|Note You also can search for shared variables programmatically to read and write multiple shared variables with relatively little LabVIEW code.|
The following list summarizes the set of LabVIEW constructs that relate to shared variables and variable identifier URLs.
|Note (Real-Time Module) You can use the Name field on the General Properties page of the RT Target Properties dialog box to specify an RT target name.|
The URL syntax of a variable identifier is:
[Variable Engine]://[Host Name]/[Container Name]/[Variable Name]
You must specify the Container Name and Variable Name components for all variable identifier URLs. However, you can omit the Variable Engine if it is implied by the class. You also can omit the Host Name if the variables are hosted on the same computer where the VI runs.
For example, the following LabVIEW project contains network-published shared variables, which are listed under the Network Variables.lvlib container, and I/O variables, which are listed under the I/O Module1 container.
The following table includes the full variable identifier URLs for several of the variables in this project.
|Variable Name||Variable Type||Variable Identifier URL|
|Network Variable1||Network-Published Shared Variable||ni.var.psp://My Computer/Network Variables/Network Variable1|
|AI0||I/O Variable||ni.var.io://RT CompactRIO Target/I%2FO Module1/AI0|
|Network Variable3||Network-Published Shared Variable||ni.var.psp://RT CompactRIO Target/RT Network Variables/Network Variable3|
The variable identifier URL is not case sensitive.
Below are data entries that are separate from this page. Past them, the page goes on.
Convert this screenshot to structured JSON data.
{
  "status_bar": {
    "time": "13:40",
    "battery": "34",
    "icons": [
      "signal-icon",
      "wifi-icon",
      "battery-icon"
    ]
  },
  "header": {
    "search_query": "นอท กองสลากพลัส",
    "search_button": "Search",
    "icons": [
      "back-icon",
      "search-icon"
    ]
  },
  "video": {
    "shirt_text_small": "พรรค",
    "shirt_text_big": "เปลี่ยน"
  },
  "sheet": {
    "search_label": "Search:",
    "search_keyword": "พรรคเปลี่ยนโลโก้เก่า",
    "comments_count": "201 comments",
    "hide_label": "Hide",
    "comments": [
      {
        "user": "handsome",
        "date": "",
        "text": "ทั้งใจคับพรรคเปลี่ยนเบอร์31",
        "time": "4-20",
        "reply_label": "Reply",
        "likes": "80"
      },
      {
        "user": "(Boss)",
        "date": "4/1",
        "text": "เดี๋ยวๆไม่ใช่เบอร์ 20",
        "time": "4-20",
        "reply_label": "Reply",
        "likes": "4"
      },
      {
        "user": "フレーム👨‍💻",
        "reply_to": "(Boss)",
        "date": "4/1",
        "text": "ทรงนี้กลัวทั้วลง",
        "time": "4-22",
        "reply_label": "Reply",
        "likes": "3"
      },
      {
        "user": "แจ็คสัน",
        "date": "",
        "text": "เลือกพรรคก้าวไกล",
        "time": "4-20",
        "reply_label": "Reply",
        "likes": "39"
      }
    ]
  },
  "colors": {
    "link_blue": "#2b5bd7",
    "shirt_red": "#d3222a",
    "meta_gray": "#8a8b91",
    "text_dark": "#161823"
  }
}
However, you must replace reserved characters with the corresponding escape codes to prevent parsing errors. For example, you must replace the ⁄ character with the escape code %2F.
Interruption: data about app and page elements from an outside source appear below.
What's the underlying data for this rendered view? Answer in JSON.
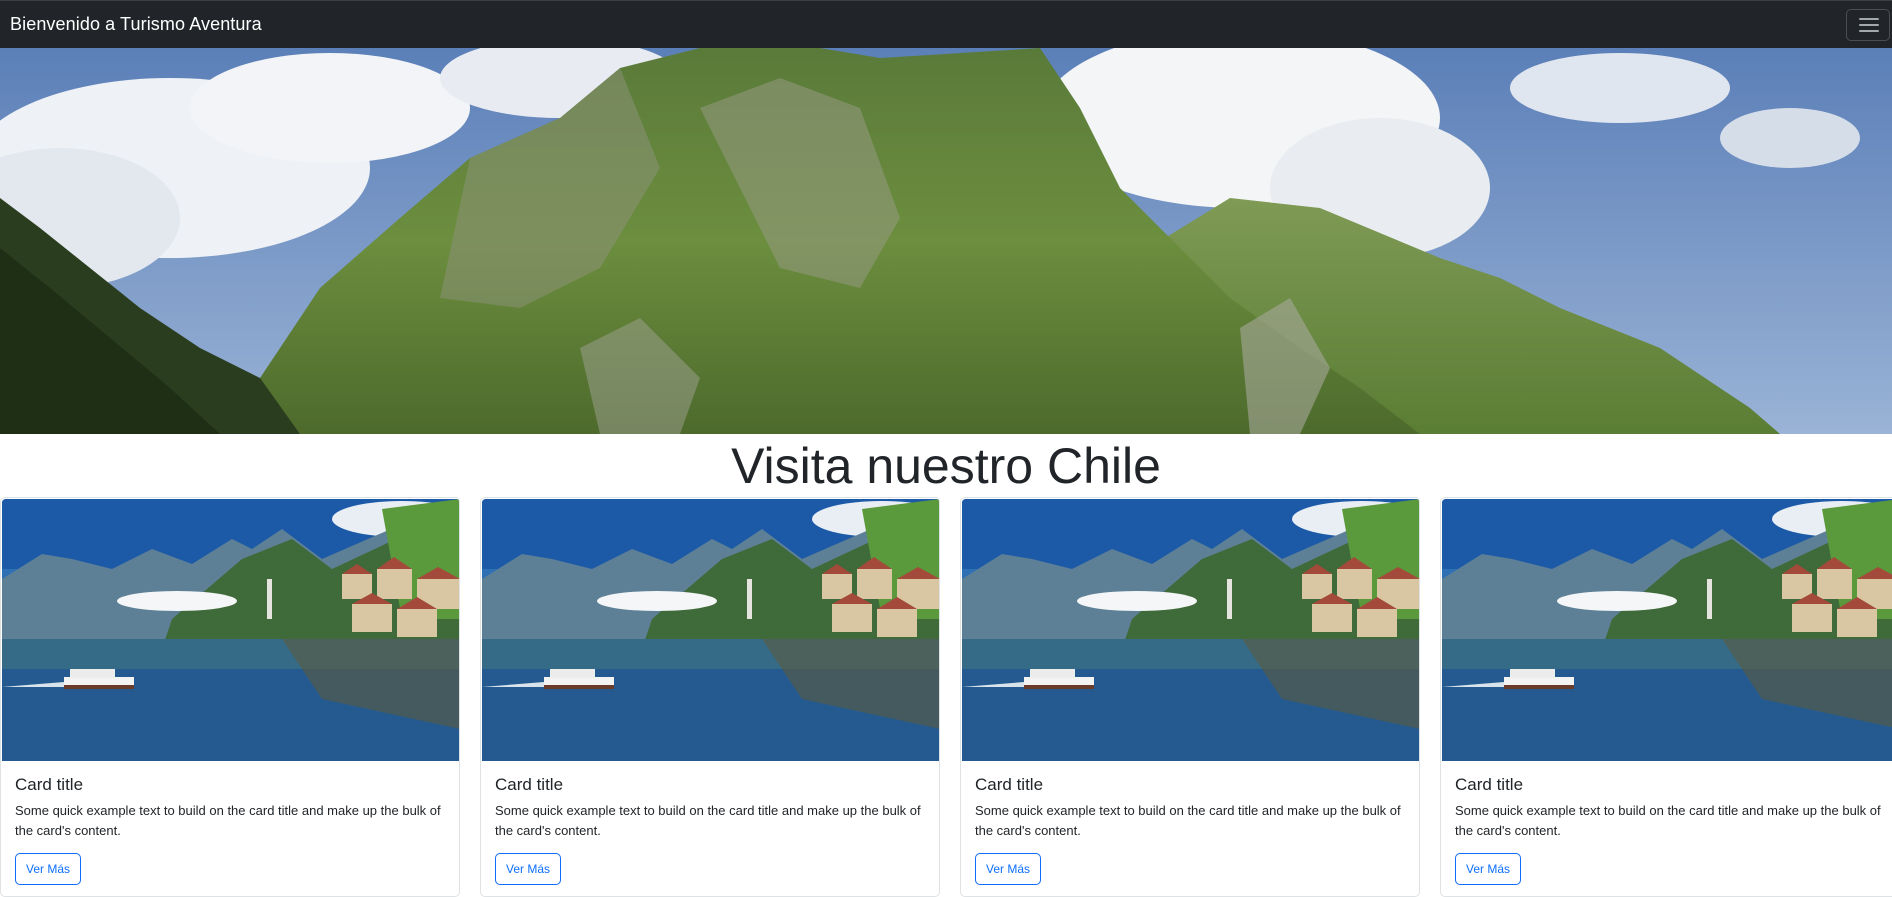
{
  "navbar": {
    "brand": "Bienvenido a Turismo Aventura",
    "toggler_icon": "hamburger-menu-icon"
  },
  "hero": {
    "image": "mountain-landscape"
  },
  "main": {
    "heading": "Visita nuestro Chile"
  },
  "cards": [
    {
      "image": "lake-village",
      "title": "Card title",
      "text": "Some quick example text to build on the card title and make up the bulk of the card's content.",
      "button_label": "Ver Más"
    },
    {
      "image": "lake-village",
      "title": "Card title",
      "text": "Some quick example text to build on the card title and make up the bulk of the card's content.",
      "button_label": "Ver Más"
    },
    {
      "image": "lake-village",
      "title": "Card title",
      "text": "Some quick example text to build on the card title and make up the bulk of the card's content.",
      "button_label": "Ver Más"
    },
    {
      "image": "lake-village",
      "title": "Card title",
      "text": "Some quick example text to build on the card title and make up the bulk of the card's content.",
      "button_label": "Ver Más"
    }
  ],
  "colors": {
    "navbar_bg": "#212529",
    "primary": "#0d6efd",
    "text": "#212529"
  }
}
The Variable Engine component of the URL depends on the type of variable you plan to read or write. The following table includes the Variable Engine URL for each type of shared variable that the Shared Variable functions support.
|Type||Variable Engine URL|
|Network-published shared variable, I/O variable, or I/O alias (remote access)||ni.var.psp|
|I/O variable or I/O alias (local access)||ni.var.io|
You can use either the PSP Variable Engine or the I/O Variable Engine to access a network-published I/O variable or I/O alias. Use the I/O Variable Engine (ni.var.io) to read or write a network-published I/O variable or I/O alias locally. Use the PSP Variable Engine (ni.var.psp) to read or write a network-published I/O variable or I/O alias remotely.
The Variable Engine component of the URL is implied and therefore optional when using one of the following classes:
In this case, you can omit the Variable Engine component of the URL and use the following URL syntax:
//[Host Name]/[Container Name]/[Variable Name]
If you are using a generic class that does not imply the Variable Engine and you do not specify the Variable Engine, LabVIEW attempts to resolve the variable identifier URL by searching variable engines in the following order of precedence.
In this case, if a matching URL exists in multiple engines, LabVIEW uses the first matching URL.
The [Host Name] component of the variable identifier URL is optional. You can specify the host name as a DNS name, a target name, or an IP address. However, if you do not specify a host name in the variable identifier URL, LabVIEW assumes the host is the same computer where you run the VI. You also can use the string localhost to explicitly specify the computer where you run the VI. To avoid name collisions, use unique names whenever possible.
If you do not need to specify a host name, you can use the following URL syntax:
/[Container Name]/[Variable Name]
If the host name you specify can be interpreted in more than one way, for example both as a project name and as a DNS name, LabVIEW searches for a valid interpretation of the specified host name in the following order of precedence.
The name of each shared variable in a container must be unique. However, because the variable identity includes the container name, variables in different containers can share the same variable name and still maintain unique variable identities.